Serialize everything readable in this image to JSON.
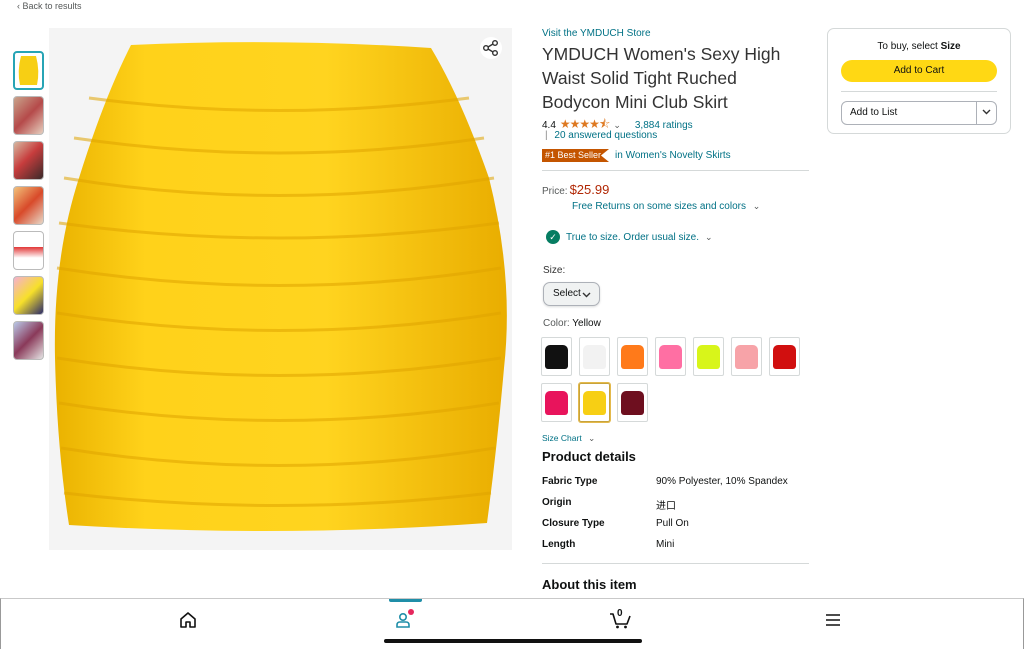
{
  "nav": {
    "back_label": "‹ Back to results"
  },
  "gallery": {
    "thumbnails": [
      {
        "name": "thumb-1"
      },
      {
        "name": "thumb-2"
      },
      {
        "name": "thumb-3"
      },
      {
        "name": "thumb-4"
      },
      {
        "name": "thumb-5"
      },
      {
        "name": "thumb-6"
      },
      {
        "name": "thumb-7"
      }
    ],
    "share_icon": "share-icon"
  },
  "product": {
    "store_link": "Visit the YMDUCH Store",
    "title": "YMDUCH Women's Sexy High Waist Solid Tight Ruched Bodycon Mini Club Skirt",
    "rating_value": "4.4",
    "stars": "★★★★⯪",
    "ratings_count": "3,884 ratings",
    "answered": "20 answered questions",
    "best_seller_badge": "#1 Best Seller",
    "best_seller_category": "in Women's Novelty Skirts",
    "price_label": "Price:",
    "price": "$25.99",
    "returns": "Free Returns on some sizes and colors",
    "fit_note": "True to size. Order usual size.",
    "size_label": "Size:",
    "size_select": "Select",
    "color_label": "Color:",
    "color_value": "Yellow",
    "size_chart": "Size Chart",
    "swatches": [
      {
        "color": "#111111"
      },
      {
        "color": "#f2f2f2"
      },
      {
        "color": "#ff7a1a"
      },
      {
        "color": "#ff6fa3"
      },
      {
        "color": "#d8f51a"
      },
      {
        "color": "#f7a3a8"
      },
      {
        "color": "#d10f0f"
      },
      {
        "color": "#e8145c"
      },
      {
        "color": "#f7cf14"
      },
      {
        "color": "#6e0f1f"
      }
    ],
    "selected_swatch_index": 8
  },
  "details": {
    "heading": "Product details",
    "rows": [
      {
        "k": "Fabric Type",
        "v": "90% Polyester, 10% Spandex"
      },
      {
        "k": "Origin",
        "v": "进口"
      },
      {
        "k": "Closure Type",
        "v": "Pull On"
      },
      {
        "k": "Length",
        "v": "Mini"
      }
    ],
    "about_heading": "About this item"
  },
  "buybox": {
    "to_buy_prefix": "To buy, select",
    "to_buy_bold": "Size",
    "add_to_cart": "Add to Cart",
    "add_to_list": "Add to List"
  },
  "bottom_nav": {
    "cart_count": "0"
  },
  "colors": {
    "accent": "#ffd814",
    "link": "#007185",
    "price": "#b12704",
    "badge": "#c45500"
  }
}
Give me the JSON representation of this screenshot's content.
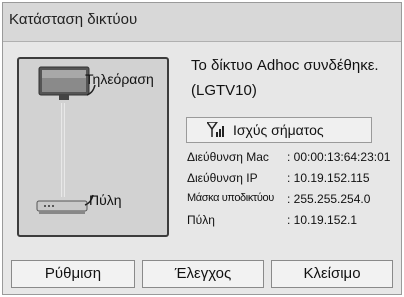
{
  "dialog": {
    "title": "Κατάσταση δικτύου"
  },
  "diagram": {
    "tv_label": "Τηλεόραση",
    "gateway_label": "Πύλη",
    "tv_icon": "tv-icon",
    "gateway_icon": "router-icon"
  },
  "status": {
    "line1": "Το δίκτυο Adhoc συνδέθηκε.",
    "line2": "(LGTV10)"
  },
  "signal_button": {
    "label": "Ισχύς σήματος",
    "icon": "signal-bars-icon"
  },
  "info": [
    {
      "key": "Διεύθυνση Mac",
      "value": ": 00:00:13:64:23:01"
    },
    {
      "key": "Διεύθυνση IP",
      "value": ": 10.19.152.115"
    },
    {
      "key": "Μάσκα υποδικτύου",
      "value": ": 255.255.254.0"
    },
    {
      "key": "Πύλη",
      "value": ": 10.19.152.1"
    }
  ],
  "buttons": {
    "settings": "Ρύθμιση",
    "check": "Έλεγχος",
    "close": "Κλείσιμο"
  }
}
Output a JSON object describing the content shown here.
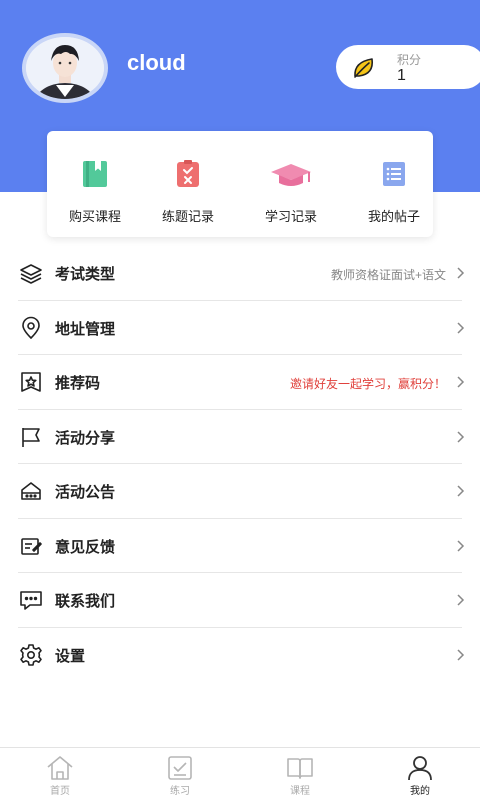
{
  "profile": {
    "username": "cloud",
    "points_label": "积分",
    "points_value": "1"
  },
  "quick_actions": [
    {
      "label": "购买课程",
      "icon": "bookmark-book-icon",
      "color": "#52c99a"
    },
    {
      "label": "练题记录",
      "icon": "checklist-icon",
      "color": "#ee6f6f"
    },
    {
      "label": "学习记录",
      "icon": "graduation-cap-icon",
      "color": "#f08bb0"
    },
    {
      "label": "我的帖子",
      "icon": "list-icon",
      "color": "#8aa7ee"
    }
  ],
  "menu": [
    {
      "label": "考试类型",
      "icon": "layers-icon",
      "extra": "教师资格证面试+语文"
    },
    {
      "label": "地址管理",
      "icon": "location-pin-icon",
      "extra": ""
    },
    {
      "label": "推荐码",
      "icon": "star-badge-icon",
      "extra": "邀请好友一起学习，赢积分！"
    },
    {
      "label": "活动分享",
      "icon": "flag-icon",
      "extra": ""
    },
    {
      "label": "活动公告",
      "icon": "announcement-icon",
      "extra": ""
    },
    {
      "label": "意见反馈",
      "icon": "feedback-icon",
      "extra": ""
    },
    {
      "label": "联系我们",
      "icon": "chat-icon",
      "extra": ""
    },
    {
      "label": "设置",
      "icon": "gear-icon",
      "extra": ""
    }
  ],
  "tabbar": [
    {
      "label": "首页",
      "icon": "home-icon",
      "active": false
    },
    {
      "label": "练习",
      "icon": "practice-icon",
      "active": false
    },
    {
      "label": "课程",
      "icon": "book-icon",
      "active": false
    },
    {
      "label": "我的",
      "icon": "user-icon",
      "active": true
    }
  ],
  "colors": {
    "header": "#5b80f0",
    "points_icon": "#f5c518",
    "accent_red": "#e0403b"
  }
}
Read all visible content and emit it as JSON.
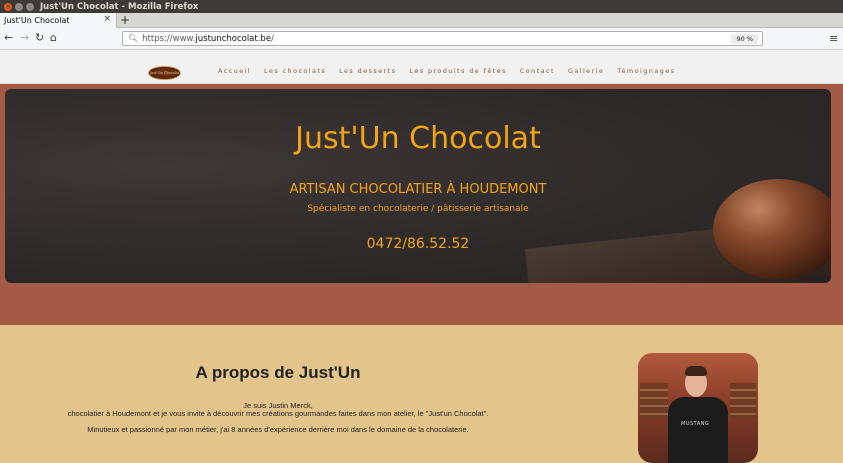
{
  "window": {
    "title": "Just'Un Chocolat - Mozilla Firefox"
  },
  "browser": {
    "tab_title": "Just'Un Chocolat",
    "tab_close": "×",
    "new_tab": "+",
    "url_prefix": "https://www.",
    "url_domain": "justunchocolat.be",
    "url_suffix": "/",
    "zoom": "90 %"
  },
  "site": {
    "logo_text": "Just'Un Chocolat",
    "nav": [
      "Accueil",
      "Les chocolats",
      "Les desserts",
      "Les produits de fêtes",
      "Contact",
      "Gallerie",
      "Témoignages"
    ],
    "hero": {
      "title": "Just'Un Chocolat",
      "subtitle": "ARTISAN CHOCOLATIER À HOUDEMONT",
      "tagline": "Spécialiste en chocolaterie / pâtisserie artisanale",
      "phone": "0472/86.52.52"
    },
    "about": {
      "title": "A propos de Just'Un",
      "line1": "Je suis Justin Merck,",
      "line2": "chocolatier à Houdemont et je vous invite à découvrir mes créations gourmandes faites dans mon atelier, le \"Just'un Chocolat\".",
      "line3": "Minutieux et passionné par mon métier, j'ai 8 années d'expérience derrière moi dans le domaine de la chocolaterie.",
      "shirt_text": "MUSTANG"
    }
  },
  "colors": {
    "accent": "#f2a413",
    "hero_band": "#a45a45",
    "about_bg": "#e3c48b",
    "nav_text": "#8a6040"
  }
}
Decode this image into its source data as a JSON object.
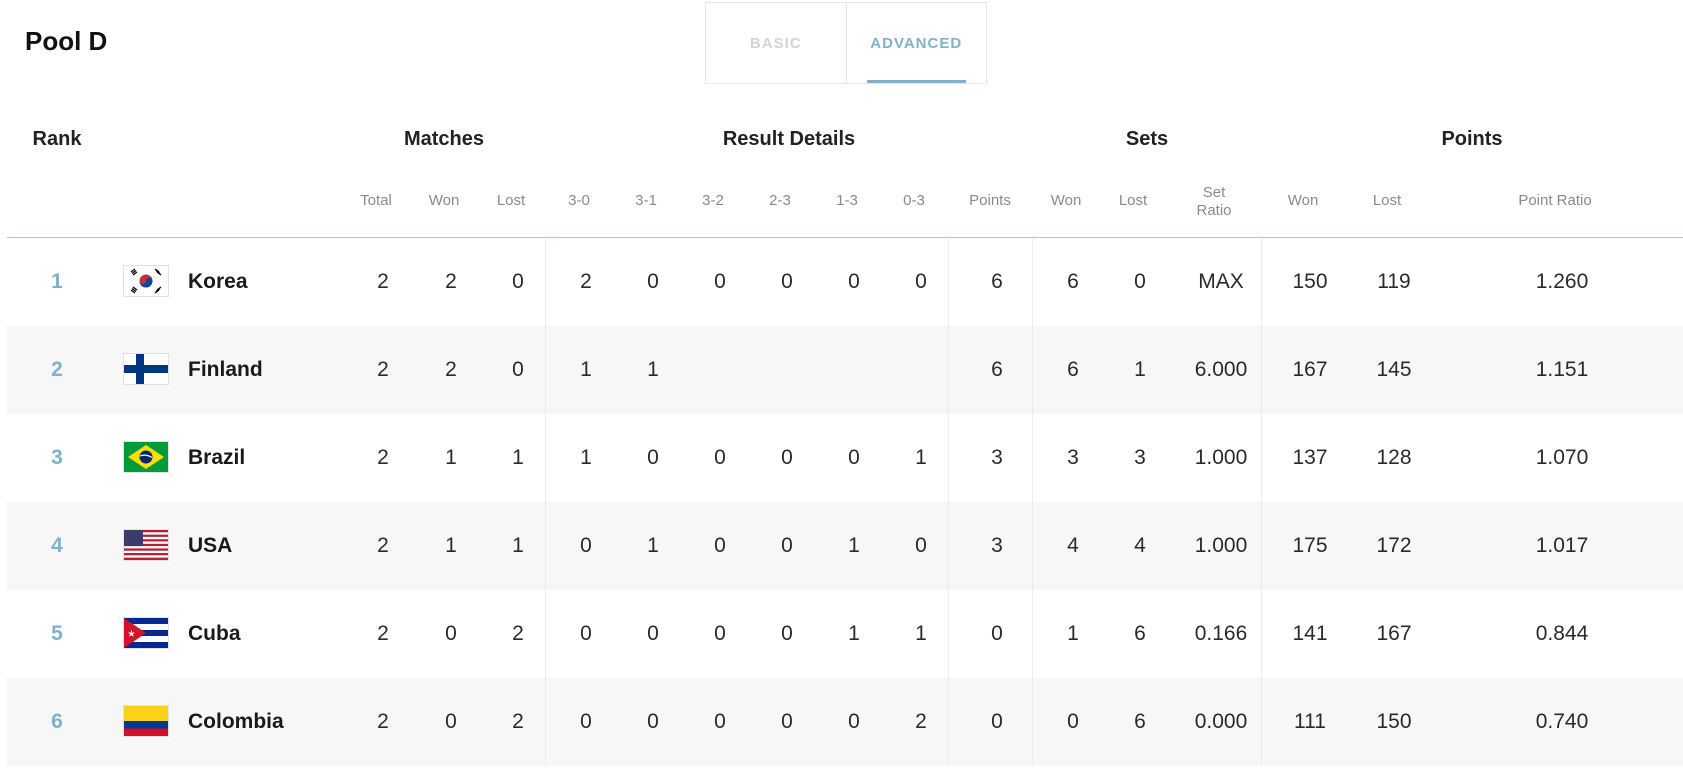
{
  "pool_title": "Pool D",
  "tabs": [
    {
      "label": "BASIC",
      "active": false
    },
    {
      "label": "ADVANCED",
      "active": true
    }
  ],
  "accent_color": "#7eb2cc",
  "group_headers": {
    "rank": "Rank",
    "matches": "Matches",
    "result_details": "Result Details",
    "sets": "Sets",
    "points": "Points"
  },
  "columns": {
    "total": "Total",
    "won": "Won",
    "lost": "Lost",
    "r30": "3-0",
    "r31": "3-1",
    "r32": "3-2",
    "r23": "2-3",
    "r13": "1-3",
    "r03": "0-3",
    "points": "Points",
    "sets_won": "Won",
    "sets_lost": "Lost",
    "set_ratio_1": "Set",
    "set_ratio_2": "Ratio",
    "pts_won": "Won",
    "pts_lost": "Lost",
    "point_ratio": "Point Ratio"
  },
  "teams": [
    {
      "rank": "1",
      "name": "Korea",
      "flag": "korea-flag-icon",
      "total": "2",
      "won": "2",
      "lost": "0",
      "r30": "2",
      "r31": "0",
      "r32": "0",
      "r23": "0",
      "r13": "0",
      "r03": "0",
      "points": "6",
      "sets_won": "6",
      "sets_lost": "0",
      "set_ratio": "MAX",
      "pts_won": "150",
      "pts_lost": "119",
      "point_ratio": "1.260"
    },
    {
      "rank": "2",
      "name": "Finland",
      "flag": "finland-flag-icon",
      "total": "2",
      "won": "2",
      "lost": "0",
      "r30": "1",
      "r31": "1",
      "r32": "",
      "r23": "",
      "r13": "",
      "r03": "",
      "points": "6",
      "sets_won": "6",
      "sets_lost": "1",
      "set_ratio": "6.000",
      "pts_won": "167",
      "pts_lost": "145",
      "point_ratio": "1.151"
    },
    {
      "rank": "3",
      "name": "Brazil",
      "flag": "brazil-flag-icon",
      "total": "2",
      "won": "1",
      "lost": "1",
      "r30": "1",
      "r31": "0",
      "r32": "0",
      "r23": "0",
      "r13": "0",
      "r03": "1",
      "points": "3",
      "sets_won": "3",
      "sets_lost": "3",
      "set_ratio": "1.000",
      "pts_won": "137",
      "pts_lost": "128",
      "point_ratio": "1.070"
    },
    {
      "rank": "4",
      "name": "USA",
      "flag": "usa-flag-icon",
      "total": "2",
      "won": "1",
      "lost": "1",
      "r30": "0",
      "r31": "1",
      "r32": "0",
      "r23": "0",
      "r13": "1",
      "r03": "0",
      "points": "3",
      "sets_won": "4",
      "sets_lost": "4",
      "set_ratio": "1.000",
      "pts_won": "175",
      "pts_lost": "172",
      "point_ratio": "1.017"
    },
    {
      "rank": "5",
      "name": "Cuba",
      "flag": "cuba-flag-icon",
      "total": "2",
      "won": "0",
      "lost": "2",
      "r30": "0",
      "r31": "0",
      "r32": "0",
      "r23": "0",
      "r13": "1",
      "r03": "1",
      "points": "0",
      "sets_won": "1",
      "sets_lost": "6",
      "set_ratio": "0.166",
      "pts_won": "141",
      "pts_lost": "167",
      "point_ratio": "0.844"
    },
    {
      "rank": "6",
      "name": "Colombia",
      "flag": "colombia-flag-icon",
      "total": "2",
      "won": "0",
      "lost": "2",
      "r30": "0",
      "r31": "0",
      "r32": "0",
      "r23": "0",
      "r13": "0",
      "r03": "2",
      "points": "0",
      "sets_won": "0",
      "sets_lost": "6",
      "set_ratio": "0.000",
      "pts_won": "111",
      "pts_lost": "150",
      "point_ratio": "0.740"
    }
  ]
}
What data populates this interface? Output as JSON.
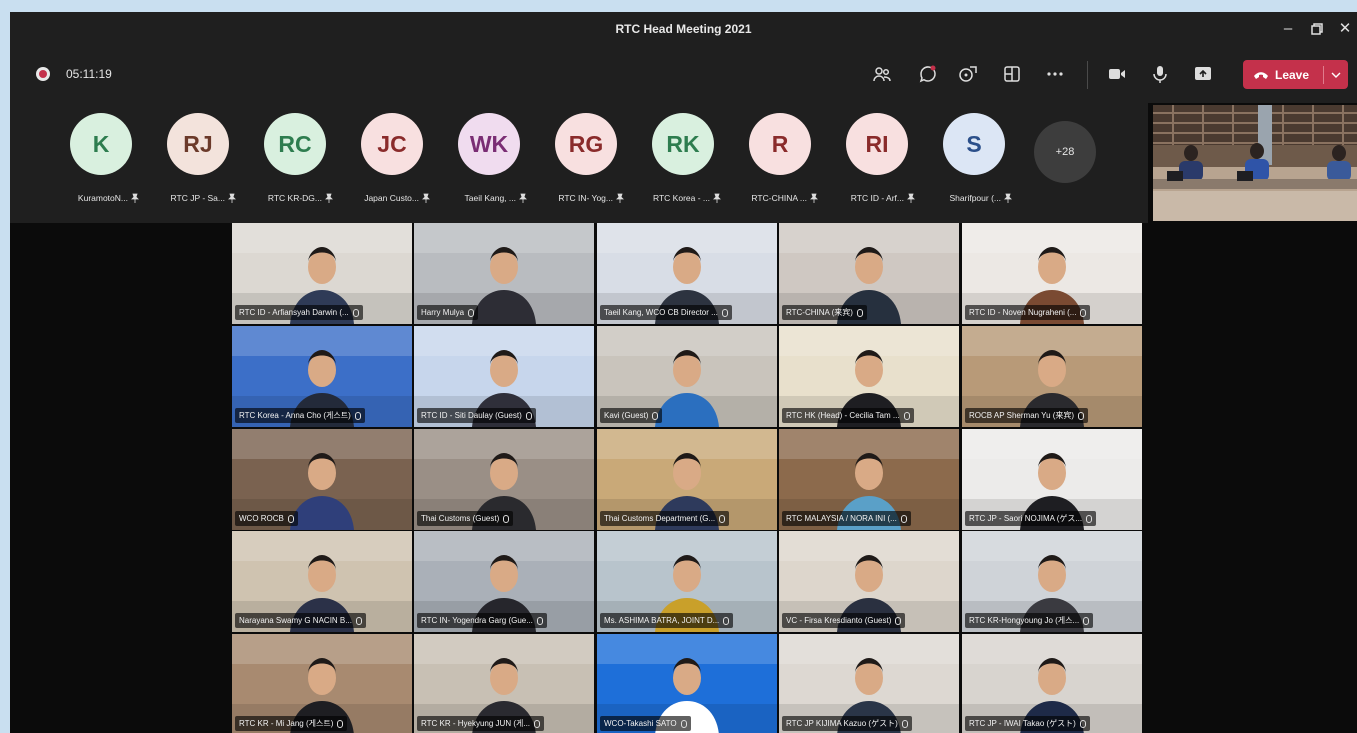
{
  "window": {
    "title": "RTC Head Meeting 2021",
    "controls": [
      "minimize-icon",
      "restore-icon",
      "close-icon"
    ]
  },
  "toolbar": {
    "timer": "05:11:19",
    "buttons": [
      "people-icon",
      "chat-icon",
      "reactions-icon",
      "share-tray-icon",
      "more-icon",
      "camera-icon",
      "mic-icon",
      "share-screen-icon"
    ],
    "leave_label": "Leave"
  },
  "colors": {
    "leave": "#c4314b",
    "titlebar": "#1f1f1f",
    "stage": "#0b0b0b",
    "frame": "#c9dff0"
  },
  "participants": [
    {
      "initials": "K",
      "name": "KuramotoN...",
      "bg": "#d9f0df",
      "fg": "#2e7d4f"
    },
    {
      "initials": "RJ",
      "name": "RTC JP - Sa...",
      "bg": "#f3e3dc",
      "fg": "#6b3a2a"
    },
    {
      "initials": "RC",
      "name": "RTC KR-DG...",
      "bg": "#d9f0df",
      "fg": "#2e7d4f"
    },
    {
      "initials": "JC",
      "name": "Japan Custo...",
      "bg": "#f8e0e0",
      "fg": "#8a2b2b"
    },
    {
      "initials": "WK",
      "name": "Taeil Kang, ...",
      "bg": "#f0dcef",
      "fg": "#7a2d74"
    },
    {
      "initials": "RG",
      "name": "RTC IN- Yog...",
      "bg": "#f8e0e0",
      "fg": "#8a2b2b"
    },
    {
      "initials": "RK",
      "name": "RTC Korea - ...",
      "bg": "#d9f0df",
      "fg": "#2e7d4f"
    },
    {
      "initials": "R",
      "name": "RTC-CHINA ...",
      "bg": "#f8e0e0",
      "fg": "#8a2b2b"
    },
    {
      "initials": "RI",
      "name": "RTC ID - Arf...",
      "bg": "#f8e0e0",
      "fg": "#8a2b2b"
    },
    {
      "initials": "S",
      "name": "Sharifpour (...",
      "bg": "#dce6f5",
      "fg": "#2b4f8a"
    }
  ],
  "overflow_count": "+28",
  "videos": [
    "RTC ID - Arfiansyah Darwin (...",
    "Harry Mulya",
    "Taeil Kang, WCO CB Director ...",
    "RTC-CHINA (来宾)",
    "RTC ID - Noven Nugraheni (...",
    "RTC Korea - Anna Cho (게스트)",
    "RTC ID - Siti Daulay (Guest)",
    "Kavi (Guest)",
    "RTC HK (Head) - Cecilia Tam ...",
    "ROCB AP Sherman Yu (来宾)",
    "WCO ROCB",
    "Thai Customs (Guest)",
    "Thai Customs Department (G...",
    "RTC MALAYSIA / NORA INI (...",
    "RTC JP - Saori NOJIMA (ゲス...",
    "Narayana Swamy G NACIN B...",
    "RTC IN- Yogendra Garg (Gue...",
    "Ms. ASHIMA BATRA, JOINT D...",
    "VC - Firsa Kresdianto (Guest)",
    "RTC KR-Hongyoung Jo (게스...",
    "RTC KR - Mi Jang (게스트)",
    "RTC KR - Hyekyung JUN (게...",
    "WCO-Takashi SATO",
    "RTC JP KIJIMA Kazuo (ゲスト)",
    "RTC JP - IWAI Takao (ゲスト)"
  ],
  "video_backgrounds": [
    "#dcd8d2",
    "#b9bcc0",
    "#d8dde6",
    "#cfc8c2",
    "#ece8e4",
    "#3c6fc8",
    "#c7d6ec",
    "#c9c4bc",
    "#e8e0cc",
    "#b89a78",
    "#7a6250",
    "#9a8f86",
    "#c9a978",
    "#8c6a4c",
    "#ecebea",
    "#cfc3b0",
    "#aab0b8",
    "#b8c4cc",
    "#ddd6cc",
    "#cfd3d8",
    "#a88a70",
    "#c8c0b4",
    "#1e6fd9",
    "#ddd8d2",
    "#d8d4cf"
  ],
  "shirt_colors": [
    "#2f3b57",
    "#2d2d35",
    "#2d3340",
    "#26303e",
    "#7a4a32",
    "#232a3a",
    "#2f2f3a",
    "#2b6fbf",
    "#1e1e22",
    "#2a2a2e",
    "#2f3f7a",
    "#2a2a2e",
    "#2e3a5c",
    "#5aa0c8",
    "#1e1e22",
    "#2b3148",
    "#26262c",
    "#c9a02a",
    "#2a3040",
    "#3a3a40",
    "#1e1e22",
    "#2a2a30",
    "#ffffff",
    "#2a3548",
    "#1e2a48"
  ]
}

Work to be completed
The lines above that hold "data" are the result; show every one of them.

Result of the exercise
Decode this image into its source data as a JSON object.
What data populates this interface? Output as JSON.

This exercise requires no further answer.